Fantastic approach, this DVD features the same clarity and efficiency shown throughout the series.  A fantasy twist  after the more academic lessons is very appreciated. The Bonus Feature called Meth-Amorphosis has been shown online before, but this longer version, on the big screen and in better quality, is well worth seeing.

The series is so inspiring that I felt moved to rush the order of a much needed new computer, to coincide with the upcoming stage of character design on the contract that occupies me these days. My old computer is moving to the studio, and we will use it to view the Faraut DVD while we design the puppet heads in clay. Accuracy, here we come!
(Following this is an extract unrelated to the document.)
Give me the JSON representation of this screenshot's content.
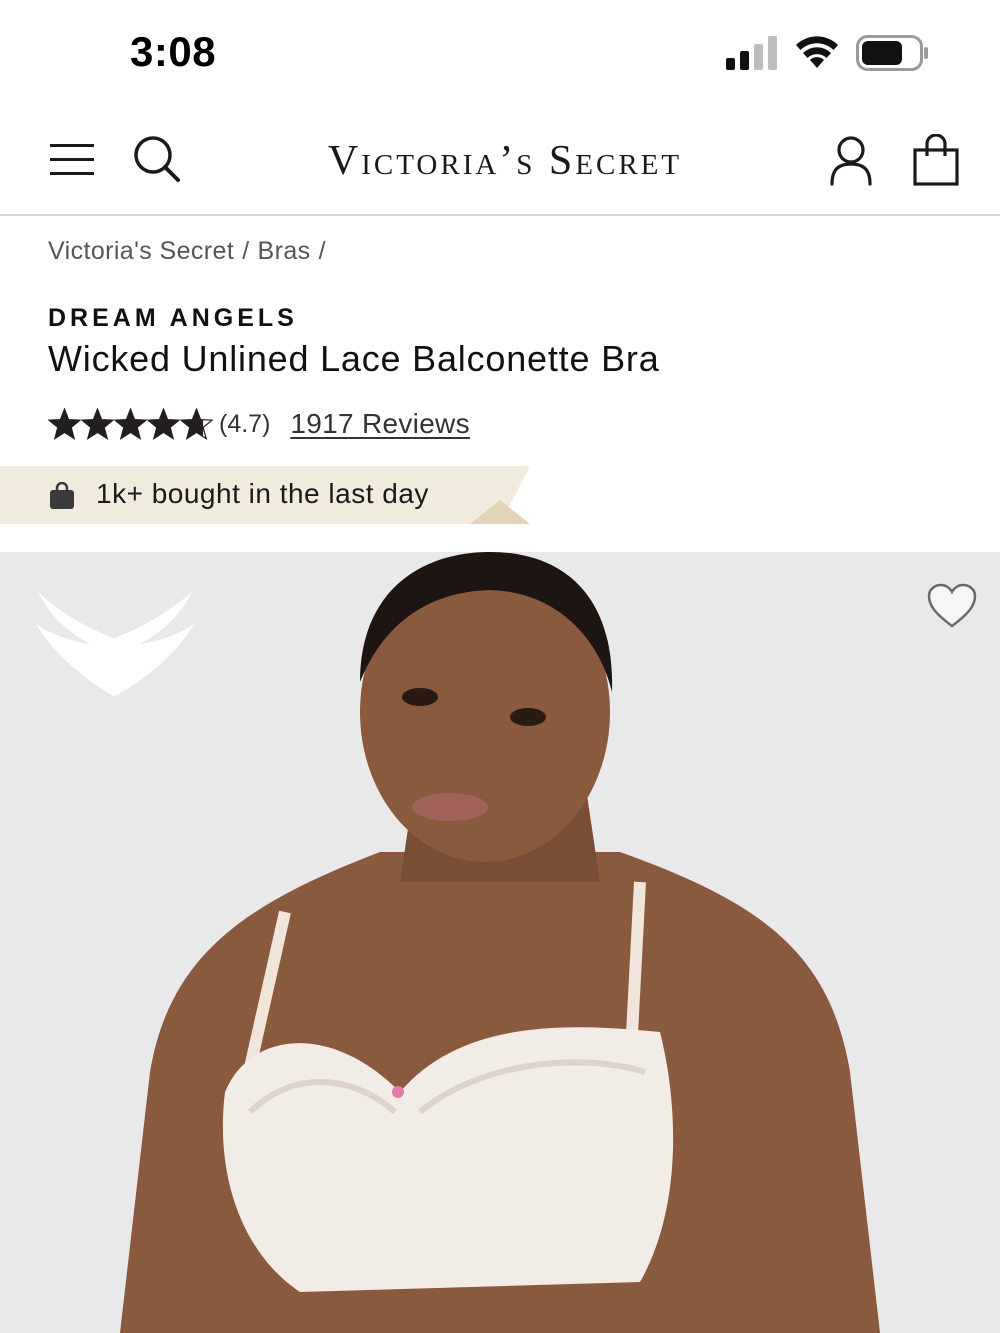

My colleague has never see the series, and I'm sure he'll appreciate it. Both of us had surprising results last Halloween when we carved actual Pumpkins while watching Ray Villafane's DVD tutorials, so with Faraut, there's no telling how far we'll go.


DETAILED:
The series is self produced, and the quality rivals that of higher budget productions, such as The Gnomon Workshop's products (a few of which I also have to recommend). It's edited in a way to make it very fluid and easy to follow. In fact, time flies when watching it. I saw volume one twice the first night I got it.

Mr. Faraut makes it look easy, and better yet, he actually makes it easy, by
his very straightforward, simplified steps and explanations, demonstrations and visual aids, such as showing
us a giant child nose, and a few of his finished clay creations.

His steps are so simple they seem impossible to miss. He manages to do it
without talking down to absolute beginners. It is all very minimalistic,
which is perfect, because it is all about showing you the very foundations of sculpture,
to achieve the real results without distractions.

Often, the voiceover is live,with all him narrating as he does it, and he is very
good at it.  His voice is soothing, and the video makes the viewer feel like he is
standing right next to the artist, being shown the steps.

I was almost giggling with glee as I saw some very simple, yet very powerful
solutions to problems I had been struggling with for years. None of the other videos
I've seen, although very detailed and very useful in helping me progress,
brought these specific tips, and none of them were as easy to follow.

I don't care how many sculpting videos you've seen, or how long you've been sculpting heads,
Faraut certainly has something useful for you.

He works with waterbased clay on his videos, but the sculpting & shaping
methods are the same with oil-based clay and polymer clay. Just change to a
solvent when smoothing, instead of water. Using heat is also an option. Professional oil-based clay is often much denser, therefore requires much more work to smooth out with tools, heat, and solvents, compared to water based, where all you need is a bit of water. I'm planning to give water based another try, in the coming weeks. I purchased a big bottle of very good hand cream, to prevent the dry bleeding hands I used to get with that kind of clay.
 Back to our program:

You can see Faraut at work on his website, on his Video page.

Worth mentioning is the high quality of Faraut's website. Very sleek, easy to navigate, very informative, and the online store is convenient.

http://philippefaraut.com/video.html

And do yourselves a favor, make sure to check his online gallery!
http://philippefaraut.com/portrait.html

For Canadian citizens, the only supplier I could find for these videos is
Sculpture Supply Canada. They do not use regular mail, they only ship
through UPS. Pricey, but you get your stuff, and you get it fast.
They don't always keep the website updated, so they might have some items in stock that they don't show online. So just call them and ask.
Considering how much it would cost to take a sculpting workshop with a
master such as Faraut, the extra money for shipping a DVD you can watch
indefinitely is nothing!
Besides, I made the calculations, and ordering straight from the source
would cost me about the same, and there is a danger of delays at customs.
http://www.sculpturesupply.com/